By George Chidi
Sunday, October 20, 2013 18:40 EDT
google plus icon
Participants in costumes dance at a "sento", or Japanese public bath in Tokyo as people perform the Internet dance craze "Harlem Shake" on April 14, 2013. Japanese exhibitionists took the Harlem Shake into a bathhouse and a centuries old shrine on April 14 as they brought the YouTube phenomenon to the Japanese capital. Photo: AFP.
  • Print Friendly and PDF
  • Email this page

Japan’s falling birthrate looks like a kind of slow motion national seppuku, leaving the country’s policy makers flabbergasted and fearful.

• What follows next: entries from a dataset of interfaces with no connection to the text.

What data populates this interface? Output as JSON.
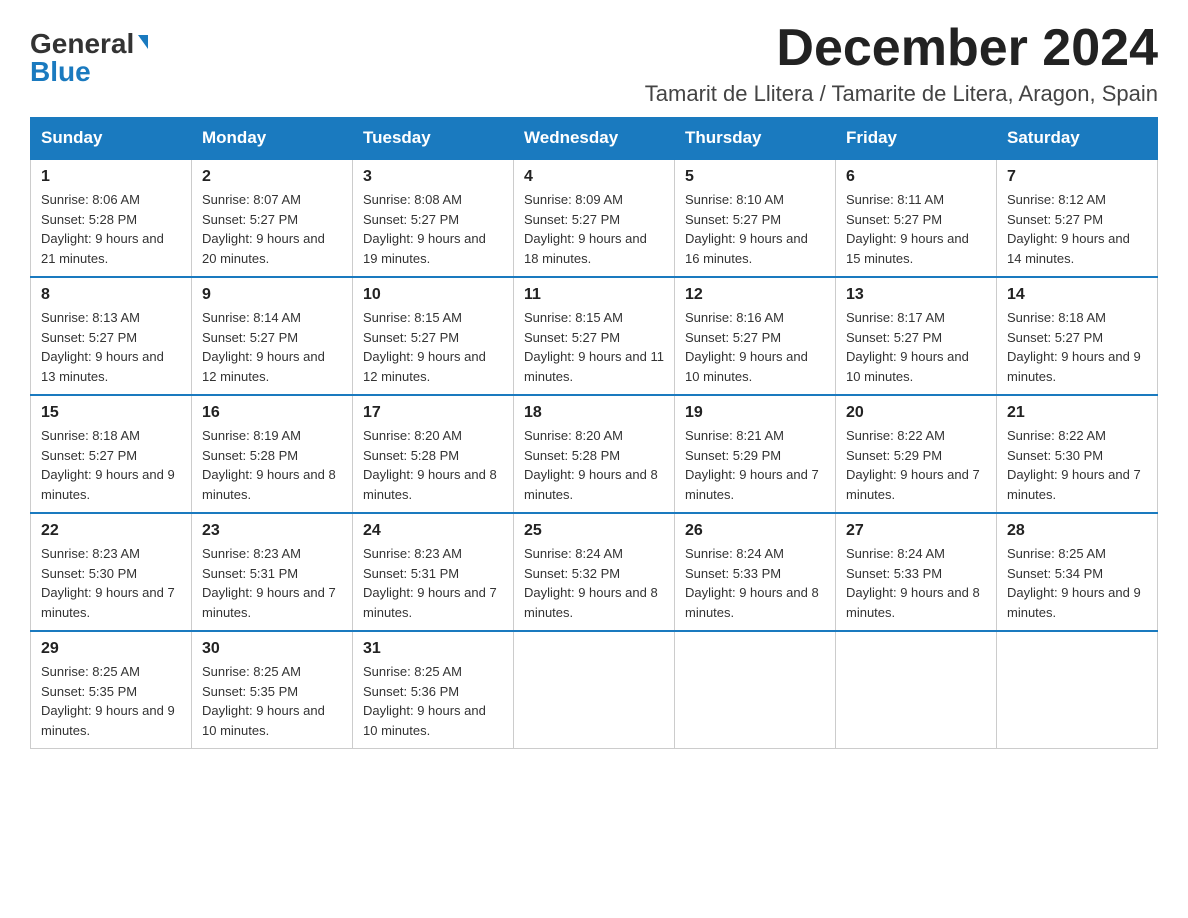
{
  "header": {
    "logo_general": "General",
    "logo_blue": "Blue",
    "month_year": "December 2024",
    "location": "Tamarit de Llitera / Tamarite de Litera, Aragon, Spain"
  },
  "days_of_week": [
    "Sunday",
    "Monday",
    "Tuesday",
    "Wednesday",
    "Thursday",
    "Friday",
    "Saturday"
  ],
  "weeks": [
    [
      {
        "day": "1",
        "sunrise": "8:06 AM",
        "sunset": "5:28 PM",
        "daylight": "9 hours and 21 minutes."
      },
      {
        "day": "2",
        "sunrise": "8:07 AM",
        "sunset": "5:27 PM",
        "daylight": "9 hours and 20 minutes."
      },
      {
        "day": "3",
        "sunrise": "8:08 AM",
        "sunset": "5:27 PM",
        "daylight": "9 hours and 19 minutes."
      },
      {
        "day": "4",
        "sunrise": "8:09 AM",
        "sunset": "5:27 PM",
        "daylight": "9 hours and 18 minutes."
      },
      {
        "day": "5",
        "sunrise": "8:10 AM",
        "sunset": "5:27 PM",
        "daylight": "9 hours and 16 minutes."
      },
      {
        "day": "6",
        "sunrise": "8:11 AM",
        "sunset": "5:27 PM",
        "daylight": "9 hours and 15 minutes."
      },
      {
        "day": "7",
        "sunrise": "8:12 AM",
        "sunset": "5:27 PM",
        "daylight": "9 hours and 14 minutes."
      }
    ],
    [
      {
        "day": "8",
        "sunrise": "8:13 AM",
        "sunset": "5:27 PM",
        "daylight": "9 hours and 13 minutes."
      },
      {
        "day": "9",
        "sunrise": "8:14 AM",
        "sunset": "5:27 PM",
        "daylight": "9 hours and 12 minutes."
      },
      {
        "day": "10",
        "sunrise": "8:15 AM",
        "sunset": "5:27 PM",
        "daylight": "9 hours and 12 minutes."
      },
      {
        "day": "11",
        "sunrise": "8:15 AM",
        "sunset": "5:27 PM",
        "daylight": "9 hours and 11 minutes."
      },
      {
        "day": "12",
        "sunrise": "8:16 AM",
        "sunset": "5:27 PM",
        "daylight": "9 hours and 10 minutes."
      },
      {
        "day": "13",
        "sunrise": "8:17 AM",
        "sunset": "5:27 PM",
        "daylight": "9 hours and 10 minutes."
      },
      {
        "day": "14",
        "sunrise": "8:18 AM",
        "sunset": "5:27 PM",
        "daylight": "9 hours and 9 minutes."
      }
    ],
    [
      {
        "day": "15",
        "sunrise": "8:18 AM",
        "sunset": "5:27 PM",
        "daylight": "9 hours and 9 minutes."
      },
      {
        "day": "16",
        "sunrise": "8:19 AM",
        "sunset": "5:28 PM",
        "daylight": "9 hours and 8 minutes."
      },
      {
        "day": "17",
        "sunrise": "8:20 AM",
        "sunset": "5:28 PM",
        "daylight": "9 hours and 8 minutes."
      },
      {
        "day": "18",
        "sunrise": "8:20 AM",
        "sunset": "5:28 PM",
        "daylight": "9 hours and 8 minutes."
      },
      {
        "day": "19",
        "sunrise": "8:21 AM",
        "sunset": "5:29 PM",
        "daylight": "9 hours and 7 minutes."
      },
      {
        "day": "20",
        "sunrise": "8:22 AM",
        "sunset": "5:29 PM",
        "daylight": "9 hours and 7 minutes."
      },
      {
        "day": "21",
        "sunrise": "8:22 AM",
        "sunset": "5:30 PM",
        "daylight": "9 hours and 7 minutes."
      }
    ],
    [
      {
        "day": "22",
        "sunrise": "8:23 AM",
        "sunset": "5:30 PM",
        "daylight": "9 hours and 7 minutes."
      },
      {
        "day": "23",
        "sunrise": "8:23 AM",
        "sunset": "5:31 PM",
        "daylight": "9 hours and 7 minutes."
      },
      {
        "day": "24",
        "sunrise": "8:23 AM",
        "sunset": "5:31 PM",
        "daylight": "9 hours and 7 minutes."
      },
      {
        "day": "25",
        "sunrise": "8:24 AM",
        "sunset": "5:32 PM",
        "daylight": "9 hours and 8 minutes."
      },
      {
        "day": "26",
        "sunrise": "8:24 AM",
        "sunset": "5:33 PM",
        "daylight": "9 hours and 8 minutes."
      },
      {
        "day": "27",
        "sunrise": "8:24 AM",
        "sunset": "5:33 PM",
        "daylight": "9 hours and 8 minutes."
      },
      {
        "day": "28",
        "sunrise": "8:25 AM",
        "sunset": "5:34 PM",
        "daylight": "9 hours and 9 minutes."
      }
    ],
    [
      {
        "day": "29",
        "sunrise": "8:25 AM",
        "sunset": "5:35 PM",
        "daylight": "9 hours and 9 minutes."
      },
      {
        "day": "30",
        "sunrise": "8:25 AM",
        "sunset": "5:35 PM",
        "daylight": "9 hours and 10 minutes."
      },
      {
        "day": "31",
        "sunrise": "8:25 AM",
        "sunset": "5:36 PM",
        "daylight": "9 hours and 10 minutes."
      },
      null,
      null,
      null,
      null
    ]
  ]
}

An in-depth report by The Guardian examined the social elements to the long slide, starting with the fact that young people have increasingly abandoned sexual activity and dating all together. “Millions aren’t even dating, and increasing numbers can’t be bothered with sex,” wrote Abigail Haworth. “Japan already has one of the world’s lowest birth rates. Its population of 126 million, which has been shrinking for the past decade, is projected to plunge a further one-third by 2060.”

Japan’s population fell by a bit more than two-tenths of a percent last year, to 127.515 million, Japan Times reported in April. About 30 million of that population is over 65. “The decline of 284,000 in the total population, which also included foreign nationals, was the largest of its kind since officials began compiling comparable data in 1950,” Japan Times said.

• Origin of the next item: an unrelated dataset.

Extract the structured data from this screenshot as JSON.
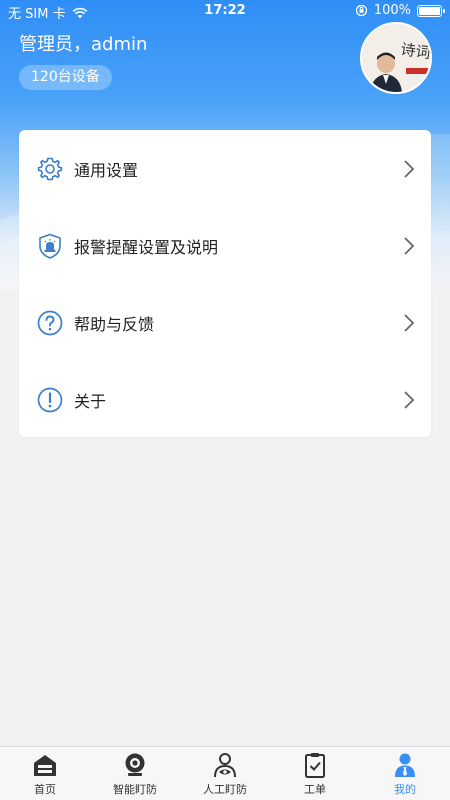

To put that in perspective in the United States, we are in the middle of the lowest rate of population growth since the Great Depression, but the country still had a net gain of about 1.4 million people without counting immigration. At a population of about 317 million, going from the US rate of growth to Japan’s rate of recede would be the equivalent of doubling the death rate for the ten leading causes of death in America.

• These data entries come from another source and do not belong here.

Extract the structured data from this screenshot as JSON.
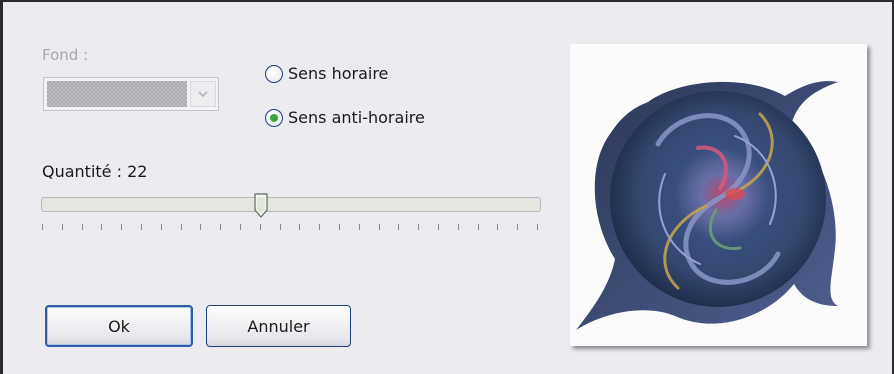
{
  "background_group": {
    "label": "Fond :"
  },
  "direction": {
    "options": [
      {
        "label": "Sens horaire",
        "selected": false
      },
      {
        "label": "Sens anti-horaire",
        "selected": true
      }
    ]
  },
  "amount": {
    "label": "Quantité : 22",
    "value": 22,
    "slider_fraction": 0.44
  },
  "buttons": {
    "ok_label": "Ok",
    "cancel_label": "Annuler"
  },
  "colors": {
    "dialog_bg": "#ececf0",
    "radio_dot": "#3ea33e",
    "button_border": "#1f3f7a"
  }
}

Japan’s death rate began exceeding its birth rate in 2007.

“The effects of a population decrease are already being felt,” noted an editorial in the Japan Times. “Cases in which road bridges have been closed to traffic because of a lack of funds for maintenance and a drop in the number of users are increasing. Forests exist whose owners are now unknown. The number of vacant houses are increasing. Some municipalities have passed by-laws under which they will demolish vacant houses that have become dangerously dilapidated.”

By commenting, you agree to our terms of service
and to abide by our commenting policy.